Hotel rates in the Asia Pacific region declined in the first quarter of 2014.
Following a 4.1 percent drop in 2013, the region’s average daily rate (ADR) continued to sink in the first quarter of 2014, dropping 3.6 percent to $122.36. Occupancy climbed 0.7 percent to 66.0 percent, but this wasn’t enough to prevent the region’s revenue per available room (revPAR) falling 2.9 percent to $80.81.
The downturn in ADR was particularly sharp in Central & South Asia (-11.3 percent to $137.87) and Australasia (-8.9 percent to $163.65), although both these results were partially offset by occupancy growth. In Southeast Asia however a 0.3 percent dip in ADR, to $146.55, was compounded by a 4.0 percent decline in occupancy.
According to Elizabeth Winkle, managing director of STR Global, this decline is largely the result of Bangkok’s political problems.
“In February and March, Bangkok reported the lowest occupancies in 10 years. The prolonged political crisis is impacting the hospitality industry and wider economy,” Winkle said. She added however, that “India is finally showing signs of occupancy growth”, following several years of oversupply and weak demand.
In March 2014 alone, Asia Pacific’s revPAR fell 3.9 percent, as a 0.7 percent drop in occupancy compounded a 3.3 percent ADR decline. Bali (-13.0 percent to $114.38) and Bangkok (-12.8 percent to $94.72) reported the largest ADR decreases for the month, in US dollars terms, while the Thai capital’s occupancy slumped 33.6 percent last month to 53.7 percent.
There were success stories elsewhere in the region however; Auckland’s ADR increased 6.0 percent to $133.44, while Mumbai achieved strong 8.1 percent rise in occupancy, to 69.2 percent.

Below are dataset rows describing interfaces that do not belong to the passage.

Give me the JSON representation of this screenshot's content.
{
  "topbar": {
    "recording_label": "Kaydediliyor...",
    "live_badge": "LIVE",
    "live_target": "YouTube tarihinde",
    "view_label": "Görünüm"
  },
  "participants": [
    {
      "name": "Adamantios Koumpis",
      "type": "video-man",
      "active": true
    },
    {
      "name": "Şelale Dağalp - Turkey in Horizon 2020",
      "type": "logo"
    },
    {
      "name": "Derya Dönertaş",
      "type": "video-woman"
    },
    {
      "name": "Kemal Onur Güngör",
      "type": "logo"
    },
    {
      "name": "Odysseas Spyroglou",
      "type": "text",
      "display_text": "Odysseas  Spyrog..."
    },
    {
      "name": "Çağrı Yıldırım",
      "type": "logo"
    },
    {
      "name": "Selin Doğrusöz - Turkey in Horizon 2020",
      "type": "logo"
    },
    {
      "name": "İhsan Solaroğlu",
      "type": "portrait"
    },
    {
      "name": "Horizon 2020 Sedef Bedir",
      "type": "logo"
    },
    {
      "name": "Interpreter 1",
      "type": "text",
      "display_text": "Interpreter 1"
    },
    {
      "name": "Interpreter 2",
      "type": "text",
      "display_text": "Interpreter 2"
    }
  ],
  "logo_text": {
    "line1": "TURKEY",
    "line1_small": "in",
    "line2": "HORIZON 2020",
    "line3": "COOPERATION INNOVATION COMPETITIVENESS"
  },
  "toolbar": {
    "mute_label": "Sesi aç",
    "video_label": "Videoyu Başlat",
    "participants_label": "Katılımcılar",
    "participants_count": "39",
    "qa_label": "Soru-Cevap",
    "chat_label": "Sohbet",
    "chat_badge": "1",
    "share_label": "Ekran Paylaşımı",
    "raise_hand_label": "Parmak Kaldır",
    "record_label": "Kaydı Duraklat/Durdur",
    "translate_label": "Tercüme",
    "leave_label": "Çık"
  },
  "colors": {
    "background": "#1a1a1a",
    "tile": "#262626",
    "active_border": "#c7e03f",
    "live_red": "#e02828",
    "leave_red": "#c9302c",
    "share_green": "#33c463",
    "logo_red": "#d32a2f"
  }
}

Osaka experienced Asia’s only double-digit revPAR increase, rising 11.5 percent to $108.42.